> _Task instructions_:
Scan the entries line by line and return those with "Stock".

> _Data_:
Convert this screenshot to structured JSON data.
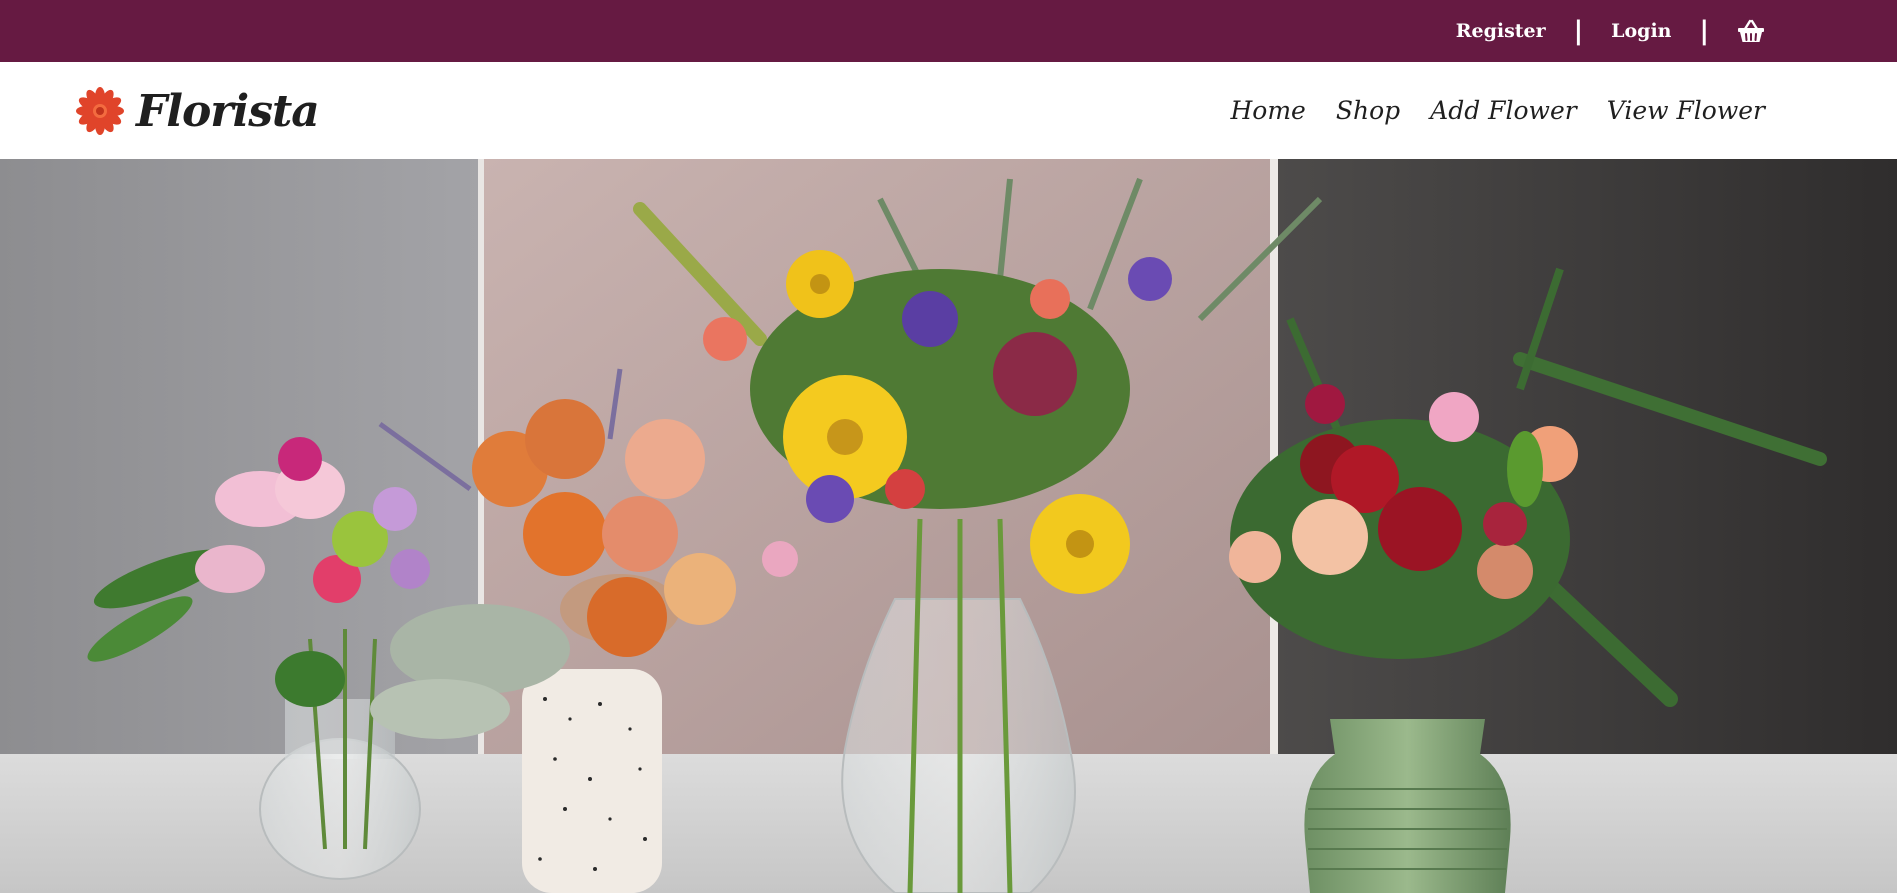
{
  "topbar": {
    "register_label": "Register",
    "separator": "|",
    "login_label": "Login",
    "cart_icon": "shopping-basket-icon"
  },
  "brand": {
    "name": "Florista",
    "logo_icon": "red-flower-icon"
  },
  "nav": {
    "items": [
      {
        "label": "Home"
      },
      {
        "label": "Shop"
      },
      {
        "label": "Add Flower"
      },
      {
        "label": "View Flower"
      }
    ]
  },
  "colors": {
    "topbar_bg": "#661a42",
    "logo_red": "#e0442a",
    "text_dark": "#1f1f1f"
  },
  "hero": {
    "image": "four flower bouquets in vases on a marble table"
  }
}
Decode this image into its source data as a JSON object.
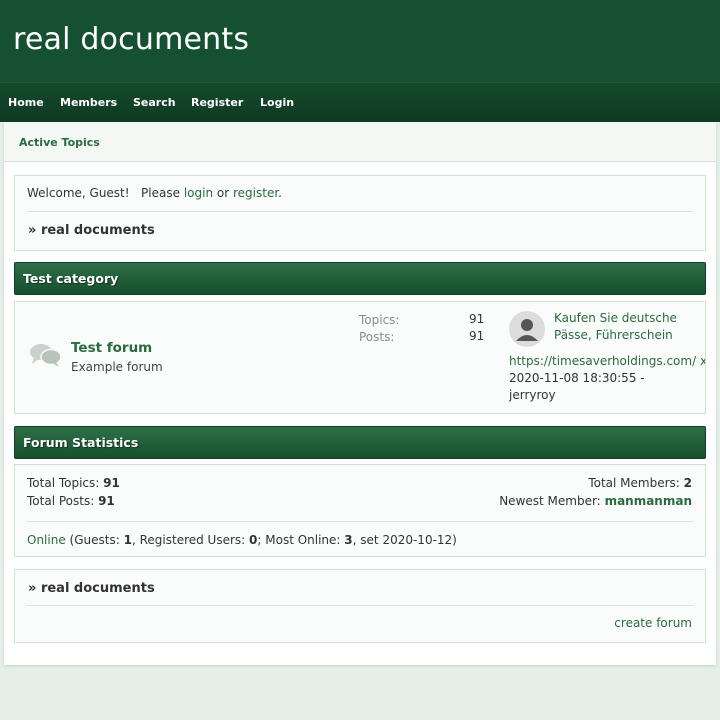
{
  "site": {
    "title": "real documents"
  },
  "nav": {
    "items": [
      "Home",
      "Members",
      "Search",
      "Register",
      "Login"
    ]
  },
  "breadcrumb": {
    "label": "Active Topics"
  },
  "welcome": {
    "prefix": "Welcome, Guest!",
    "please": "Please",
    "login": "login",
    "or": "or",
    "register": "register",
    "period": "."
  },
  "board_link": {
    "arrow": "»",
    "label": "real documents"
  },
  "category": {
    "title": "Test category",
    "forum": {
      "name": "Test forum",
      "description": "Example forum",
      "topics_label": "Topics:",
      "topics": "91",
      "posts_label": "Posts:",
      "posts": "91",
      "last_post": {
        "title_line1": "Kaufen Sie deutsche",
        "title_line2": "Pässe, Führerschein",
        "url": "https://timesaverholdings.com/ x",
        "date": "2020-11-08 18:30:55 -",
        "author": "jerryroy"
      }
    }
  },
  "stats": {
    "title": "Forum Statistics",
    "total_topics_label": "Total Topics:",
    "total_topics": "91",
    "total_posts_label": "Total Posts:",
    "total_posts": "91",
    "total_members_label": "Total Members:",
    "total_members": "2",
    "newest_member_label": "Newest Member:",
    "newest_member": "manmanman",
    "online_link": "Online",
    "guests_label": "(Guests:",
    "guests": "1",
    "registered_label": ", Registered Users:",
    "registered": "0",
    "most_online_label": "; Most Online:",
    "most_online": "3",
    "set_label": ", set 2020-10-12)"
  },
  "footer_panel": {
    "arrow": "»",
    "label": "real documents",
    "create_forum": "create forum"
  },
  "colors": {
    "header_bg": "#155131",
    "nav_bg": "#0e3a21",
    "category_bar": "#1f5f39",
    "link": "#2a6b3e",
    "page_bg": "#e4efe7"
  }
}
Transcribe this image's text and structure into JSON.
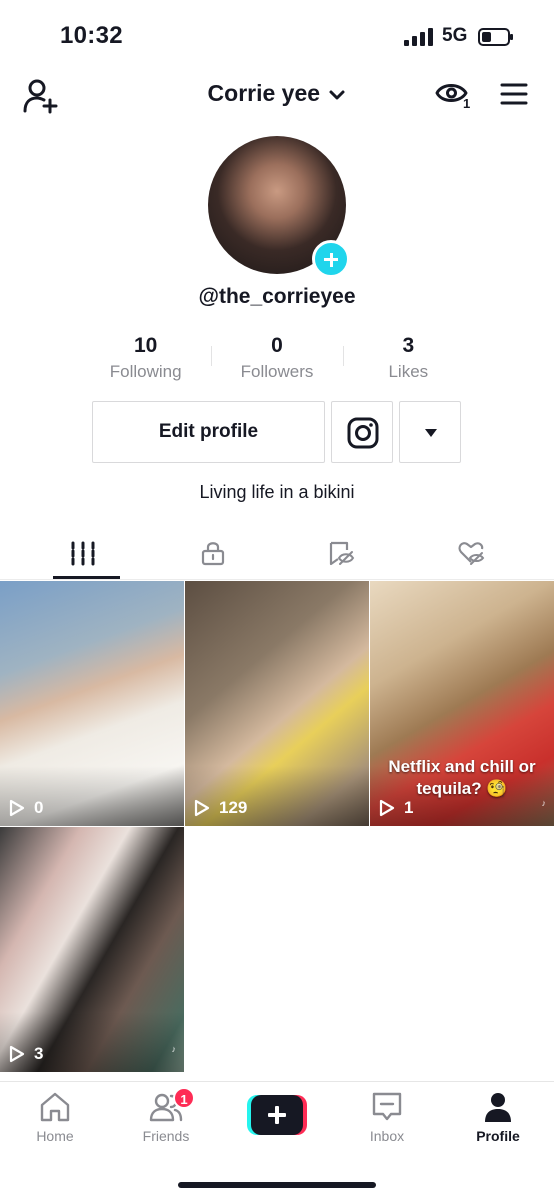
{
  "status_bar": {
    "time": "10:32",
    "network": "5G"
  },
  "header": {
    "profile_name": "Corrie yee",
    "viewer_count": "1"
  },
  "profile": {
    "username": "@the_corrieyee",
    "stats": [
      {
        "value": "10",
        "label": "Following"
      },
      {
        "value": "0",
        "label": "Followers"
      },
      {
        "value": "3",
        "label": "Likes"
      }
    ],
    "edit_button": "Edit profile",
    "bio": "Living life in a bikini"
  },
  "tabs": [
    {
      "icon": "videos-grid-icon",
      "active": true
    },
    {
      "icon": "private-lock-icon",
      "active": false
    },
    {
      "icon": "favorites-hidden-icon",
      "active": false
    },
    {
      "icon": "liked-hidden-icon",
      "active": false
    }
  ],
  "videos": [
    {
      "views": "0"
    },
    {
      "views": "129"
    },
    {
      "views": "1",
      "caption": "Netflix and chill or tequila? 🧐"
    },
    {
      "views": "3"
    }
  ],
  "bottom_nav": {
    "home": "Home",
    "friends": "Friends",
    "friends_badge": "1",
    "inbox": "Inbox",
    "profile": "Profile"
  },
  "colors": {
    "accent_cyan": "#20d5ec",
    "accent_red": "#fe2c55",
    "text_dark": "#161823",
    "text_muted": "#8a8b91"
  }
}
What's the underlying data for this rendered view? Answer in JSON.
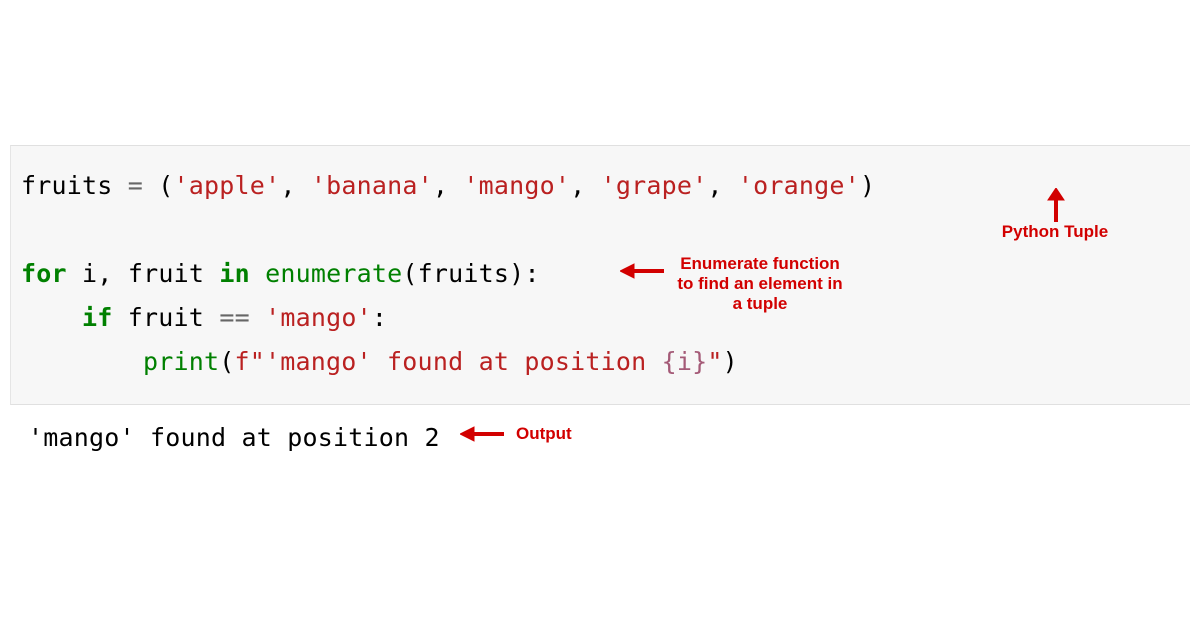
{
  "code": {
    "line1": {
      "var": "fruits",
      "eq": " = ",
      "lpar": "(",
      "s1": "'apple'",
      "c1": ", ",
      "s2": "'banana'",
      "c2": ", ",
      "s3": "'mango'",
      "c3": ", ",
      "s4": "'grape'",
      "c4": ", ",
      "s5": "'orange'",
      "rpar": ")"
    },
    "line3": {
      "for_kw": "for",
      "sp1": " ",
      "i": "i",
      "comma": ", ",
      "fruit": "fruit",
      "sp2": " ",
      "in_kw": "in",
      "sp3": " ",
      "enumer": "enumerate",
      "lpar": "(",
      "arg": "fruits",
      "rpar": ")",
      "colon": ":"
    },
    "line4": {
      "indent": "    ",
      "if_kw": "if",
      "sp1": " ",
      "fruit": "fruit",
      "sp2": " ",
      "eqeq": "==",
      "sp3": " ",
      "mango": "'mango'",
      "colon": ":"
    },
    "line5": {
      "indent": "        ",
      "print": "print",
      "lpar": "(",
      "fstr_a": "f\"'mango' found at position ",
      "interp": "{i}",
      "fstr_b": "\"",
      "rpar": ")"
    }
  },
  "output": {
    "text": "'mango' found at position 2"
  },
  "annotations": {
    "tuple": "Python Tuple",
    "enum_l1": "Enumerate function",
    "enum_l2": "to find an element in",
    "enum_l3": "a tuple",
    "output": "Output"
  }
}
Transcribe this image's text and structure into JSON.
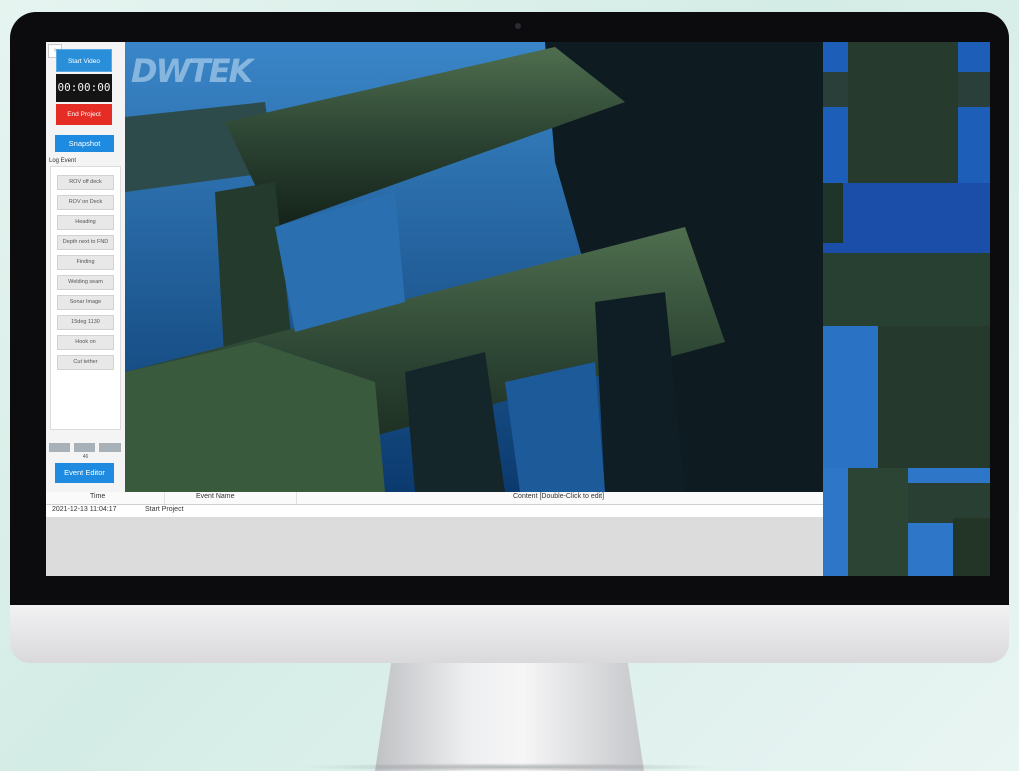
{
  "controls": {
    "start_video": "Start Video",
    "timer": "00:00:00",
    "end_project": "End Project",
    "snapshot": "Snapshot",
    "log_event_label": "Log Event",
    "event_editor": "Event Editor",
    "slider_value": "46"
  },
  "log_events": [
    "ROV off deck",
    "ROV on Deck",
    "Heading",
    "Depth next to FND",
    "Finding",
    "Welding seam",
    "Sonar Image",
    "15deg 1130",
    "Hook on",
    "Cut tether"
  ],
  "video": {
    "watermark": "DWTEK"
  },
  "event_table": {
    "columns": [
      "Time",
      "Event Name",
      "Content [Double-Click to edit]"
    ],
    "rows": [
      {
        "time": "2021-12-13 11:04:17",
        "event": "Start Project",
        "content": ""
      }
    ]
  },
  "colors": {
    "accent_blue": "#1f8be0",
    "end_red": "#e52d25",
    "timer_bg": "#141414",
    "water_blue": "#1b5fa0"
  }
}
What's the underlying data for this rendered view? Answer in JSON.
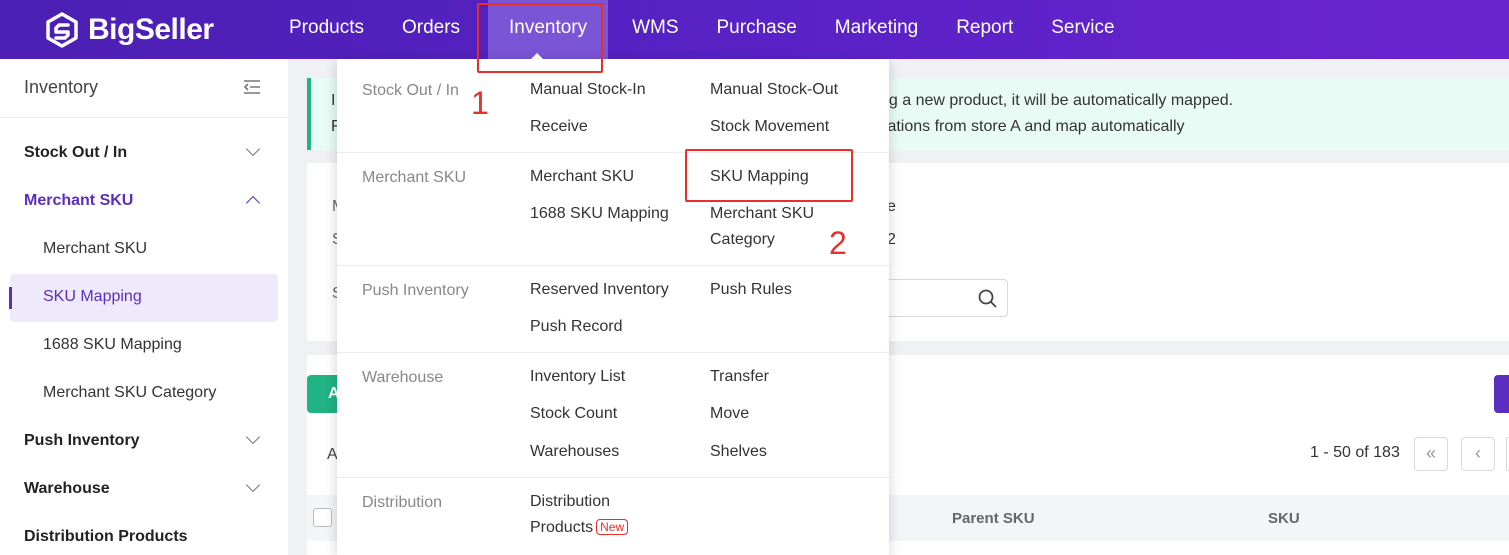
{
  "brand": {
    "name": "BigSeller"
  },
  "nav": [
    "Products",
    "Orders",
    "Inventory",
    "WMS",
    "Purchase",
    "Marketing",
    "Report",
    "Service"
  ],
  "sidebar": {
    "title": "Inventory",
    "items": [
      {
        "label": "Stock Out / In"
      },
      {
        "label": "Merchant SKU"
      },
      {
        "label": "Push Inventory"
      },
      {
        "label": "Warehouse"
      },
      {
        "label": "Distribution Products"
      }
    ],
    "sub_items": [
      "Merchant SKU",
      "SKU Mapping",
      "1688 SKU Mapping",
      "Merchant SKU Category"
    ]
  },
  "notice": {
    "prefix1": "I",
    "line1": "ng a new product, it will be automatically mapped.",
    "prefix2": "F",
    "line2": "elations from store A and map automatically"
  },
  "filters": {
    "frag1": "M",
    "frag2": "S",
    "frag3": "S",
    "right1": "e",
    "right2": "2"
  },
  "toolbar": {
    "add_label": "A"
  },
  "list": {
    "all_label": "A"
  },
  "pagination": {
    "range": "1 - 50 of 183"
  },
  "table": {
    "columns": [
      "Parent SKU",
      "SKU"
    ]
  },
  "dropdown": {
    "groups": [
      {
        "label": "Stock Out / In",
        "links": [
          "Manual Stock-In",
          "Manual Stock-Out",
          "Receive",
          "Stock Movement"
        ]
      },
      {
        "label": "Merchant SKU",
        "links": [
          "Merchant SKU",
          "SKU Mapping",
          "1688 SKU Mapping",
          "Merchant SKU Category"
        ]
      },
      {
        "label": "Push Inventory",
        "links": [
          "Reserved Inventory",
          "Push Rules",
          "Push Record"
        ]
      },
      {
        "label": "Warehouse",
        "links": [
          "Inventory List",
          "Transfer",
          "Stock Count",
          "Move",
          "Warehouses",
          "Shelves"
        ]
      },
      {
        "label": "Distribution",
        "links": [
          "Distribution",
          "Products"
        ],
        "badge": "New"
      }
    ]
  },
  "annotations": [
    "1",
    "2"
  ],
  "colors": {
    "nav_bg": "#5a22c7",
    "accent": "#5b2ec0",
    "highlight": "#e8302a",
    "success": "#20b383"
  }
}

> _Answer space_:
        "label": "Stock Out / In"
        "label": "Stock Out / In",
          "Manual Stock-In",
          "Manual Stock-Out",
          "Stock Movement"
          "Stock Count",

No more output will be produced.